- Going to school with someone who has sexually assaulted you can feel impossible and overwhelming, especially if you don’t know that you have rights that require your school to take action to protect you and your right to an education.
- So what is Title IX?
Title IX is a federal law that requires all schools that receive federal funding to maintain an environment free of gender-based violence and sexual discrimination. (This includes sexual violence, domestic violence, dating violence, stalking, and other forms of sexual harassment.)
If a student does experience sexual or gender-based violence or discrimination, Title IX requires the educational institution to eliminate the hostile environment and help you get services, resources, and/or ways to file a formal Title IX complaint against any person who harasses or harms you.
For more information on Title IX, please go to https://www.knowyourix.org/.
- What are my rights under Title IX as a student who has been a victim of sexual violence?
- You have the right to decide if you want to report the sexual violence, domestic violence, dating violence, stalking and other forms of sexual harassment, no matter where the crime occurred, by a fellow student, campus employee, or other party.
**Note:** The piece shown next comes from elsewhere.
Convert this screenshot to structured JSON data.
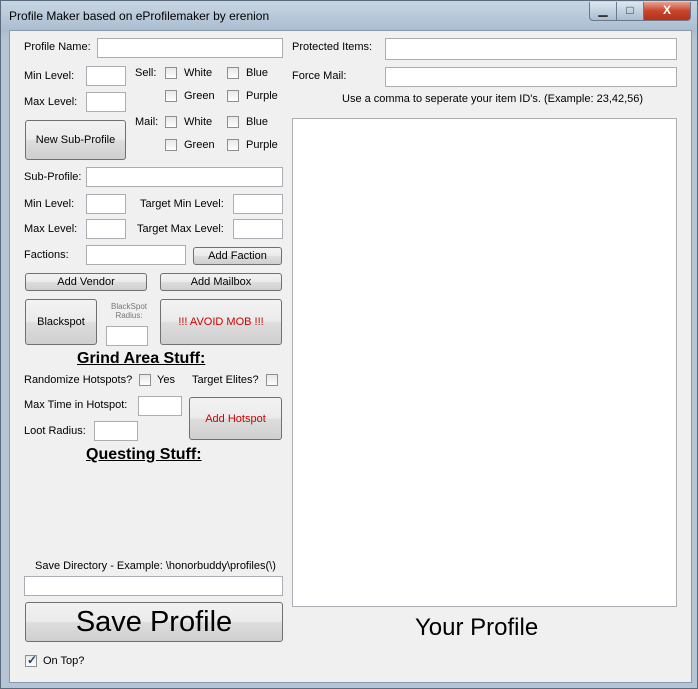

- You have the right to be told about the campus and community resources available to you as a survivor regardless of your decision to report.
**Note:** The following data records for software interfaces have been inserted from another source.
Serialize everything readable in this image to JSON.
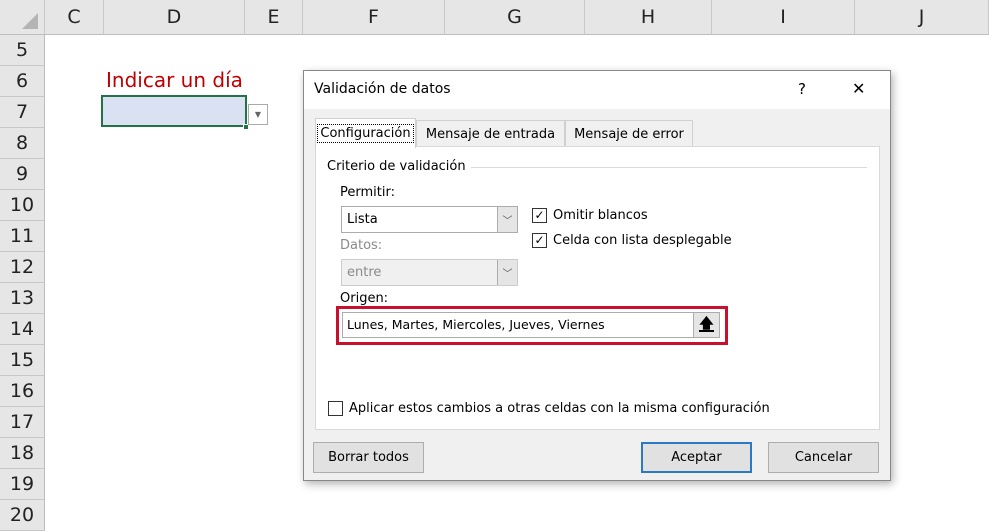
{
  "sheet": {
    "columns": [
      "C",
      "D",
      "E",
      "F",
      "G",
      "H",
      "I",
      "J"
    ],
    "rows": [
      "5",
      "6",
      "7",
      "8",
      "9",
      "10",
      "11",
      "12",
      "13",
      "14",
      "15",
      "16",
      "17",
      "18",
      "19",
      "20"
    ],
    "label_cell": "Indicar un día",
    "label_color": "#c00000"
  },
  "dialog": {
    "title": "Validación de datos",
    "help": "?",
    "close": "✕",
    "tabs": [
      "Configuración",
      "Mensaje de entrada",
      "Mensaje de error"
    ],
    "group_title": "Criterio de validación",
    "permitir_label": "Permitir:",
    "permitir_value": "Lista",
    "datos_label": "Datos:",
    "datos_value": "entre",
    "omitir_label": "Omitir blancos",
    "omitir_checked": true,
    "celda_label": "Celda con lista desplegable",
    "celda_checked": true,
    "origen_label": "Origen:",
    "origen_value": "Lunes, Martes, Miercoles, Jueves, Viernes",
    "aplicar_label": "Aplicar estos cambios a otras celdas con la misma configuración",
    "aplicar_checked": false,
    "buttons": {
      "clear": "Borrar todos",
      "ok": "Aceptar",
      "cancel": "Cancelar"
    },
    "highlight_color": "#c8102e"
  }
}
- You have the right to be told who the confidential persons and offices are on your campus that will provide confidential help to you.
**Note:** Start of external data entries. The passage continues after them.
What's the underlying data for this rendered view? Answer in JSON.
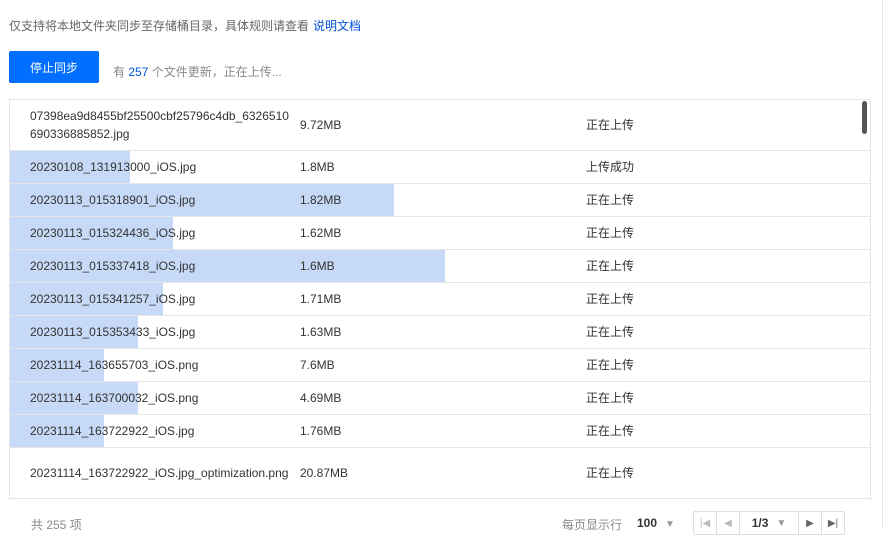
{
  "notice": {
    "text": "仅支持将本地文件夹同步至存储桶目录，具体规则请查看",
    "link": "说明文档"
  },
  "actions": {
    "stop_label": "停止同步"
  },
  "status": {
    "prefix": "有",
    "count": "257",
    "suffix": "个文件更新，正在上传..."
  },
  "colors": {
    "primary": "#006eff",
    "link": "#0052d9",
    "progress": "#c6d9f6"
  },
  "rows": [
    {
      "name": "07398ea9d8455bf25500cbf25796c4db_6326510690336885852.jpg",
      "size": "9.72MB",
      "status": "正在上传",
      "progress": 0
    },
    {
      "name": "20230108_131913000_iOS.jpg",
      "size": "1.8MB",
      "status": "上传成功",
      "progress": 0.139
    },
    {
      "name": "20230113_015318901_iOS.jpg",
      "size": "1.82MB",
      "status": "正在上传",
      "progress": 0.446
    },
    {
      "name": "20230113_015324436_iOS.jpg",
      "size": "1.62MB",
      "status": "正在上传",
      "progress": 0.189
    },
    {
      "name": "20230113_015337418_iOS.jpg",
      "size": "1.6MB",
      "status": "正在上传",
      "progress": 0.506
    },
    {
      "name": "20230113_015341257_iOS.jpg",
      "size": "1.71MB",
      "status": "正在上传",
      "progress": 0.178
    },
    {
      "name": "20230113_015353433_iOS.jpg",
      "size": "1.63MB",
      "status": "正在上传",
      "progress": 0.149
    },
    {
      "name": "20231114_163655703_iOS.png",
      "size": "7.6MB",
      "status": "正在上传",
      "progress": 0.109
    },
    {
      "name": "20231114_163700032_iOS.png",
      "size": "4.69MB",
      "status": "正在上传",
      "progress": 0.149
    },
    {
      "name": "20231114_163722922_iOS.jpg",
      "size": "1.76MB",
      "status": "正在上传",
      "progress": 0.109
    },
    {
      "name": "20231114_163722922_iOS.jpg_optimization.png",
      "size": "20.87MB",
      "status": "正在上传",
      "progress": 0
    }
  ],
  "footer": {
    "total": "共 255 项",
    "per_page_label": "每页显示行",
    "per_page_value": "100",
    "page_value": "1/3"
  },
  "icons": {
    "first": "first-page-icon",
    "prev": "prev-page-icon",
    "next": "next-page-icon",
    "last": "last-page-icon",
    "dropdown": "chevron-down-icon"
  }
}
- You have the right to reasonable assistance from your school including adjustments to your schedule as well as a no contact order with the perpetrator regardless of your decision to report.
- You have the right to file a complaint with your school’s Title IX coordinator who is required to provide an adequate, reliable, and impartial investigation.
- You have a right to report any retaliation by the perpetrator, his or her friends, teammates, club members, or any other person who is a member of the campus community.
- You have the right to decide whether or not you want to report the crime to law enforcement (a separate process from the Title IX complaint at the school).
- You have the right to get help from off campus resources for counseling, medical, legal, or advocacy services.
- If you file a formal Title IX complaint you have the right to an advisor of your choosing to attend any disciplinary hearing with you -- this can be an attorney or a victim advocate.
- You have the right to any information that the accused perpetrator provides regarding the case as well as the right to present your evidence and relevant witnesses to the investigator and the disciplinary panel.
- You have the right to have trained and experienced individuals handling your complaint.
- You have the right to receive the written outcome of your complaint at the same time as the accused. This notification must include the decision, all sanctions, the rationale for the decision, and all appeal procedures available to you.
- Will the information I share with my educational institution be held confidential?
- When considering reporting sexual violence or gender-based discrimination to your school it is imperative that you review your school’s policy on confidentiality to determine who is a confidential reporting source and who is a “responsible employee.”
- Under Title IX educational institutions must take action when a responsible employee learns of an incident involving sexual violence or gender-based discrimination.
- In most cases faculty, staff and anyone paid by the university is a responsible employee UNLESS they have designated counselors, social workers or medical personal as a confidential reporting source who are excluded from reporting to the Title IX coordinator.
- You should have access to your institution’s confidentiality policy and who has been designated as a confidential reporting source on their website.
- It is important to note that should you disclose to a responsible employee that the Title IX coordinator will be informed of the allegations and will open an investigation into your claim.
If you’d like to first speak to someone off campus to discuss your reporting options please contact your local Sexual Assault Center by going to https://www.fcasv.org/find-your-local-center and/or you may also contact FCASV and ask to speak with our Statewide Victim Services Coordinator. You can speak to the Statewide Victim Services Coordinator and other FCASV staff privately and confidentially – we will not report your information. You don’t even have to give us your name if you don’t want to.